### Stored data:
####################
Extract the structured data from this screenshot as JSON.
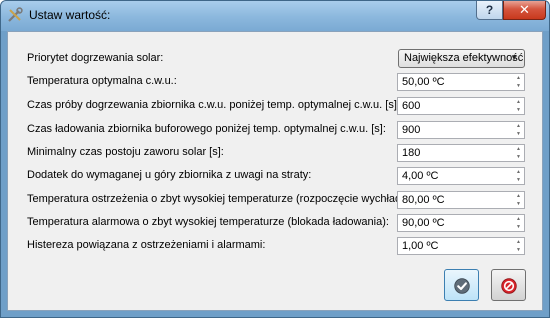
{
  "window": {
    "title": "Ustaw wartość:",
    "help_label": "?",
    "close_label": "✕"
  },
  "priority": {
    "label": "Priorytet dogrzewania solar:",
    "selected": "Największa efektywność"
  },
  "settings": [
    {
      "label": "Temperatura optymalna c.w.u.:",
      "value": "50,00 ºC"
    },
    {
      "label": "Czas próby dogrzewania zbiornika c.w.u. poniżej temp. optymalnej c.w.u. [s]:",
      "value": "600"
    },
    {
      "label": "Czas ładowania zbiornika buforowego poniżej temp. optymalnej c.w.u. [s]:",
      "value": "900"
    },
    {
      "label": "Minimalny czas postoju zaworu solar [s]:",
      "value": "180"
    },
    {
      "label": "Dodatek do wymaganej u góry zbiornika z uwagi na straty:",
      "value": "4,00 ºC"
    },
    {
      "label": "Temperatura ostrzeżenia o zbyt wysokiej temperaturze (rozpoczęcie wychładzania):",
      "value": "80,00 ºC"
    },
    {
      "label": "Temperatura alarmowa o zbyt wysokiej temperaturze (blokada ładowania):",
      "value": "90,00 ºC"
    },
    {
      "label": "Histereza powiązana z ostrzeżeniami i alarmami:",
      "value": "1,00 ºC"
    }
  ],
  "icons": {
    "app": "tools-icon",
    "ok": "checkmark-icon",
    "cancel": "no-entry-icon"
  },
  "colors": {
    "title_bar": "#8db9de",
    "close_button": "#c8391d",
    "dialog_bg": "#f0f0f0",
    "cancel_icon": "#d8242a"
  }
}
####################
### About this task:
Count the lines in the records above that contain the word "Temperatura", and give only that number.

### Reply to the task:
3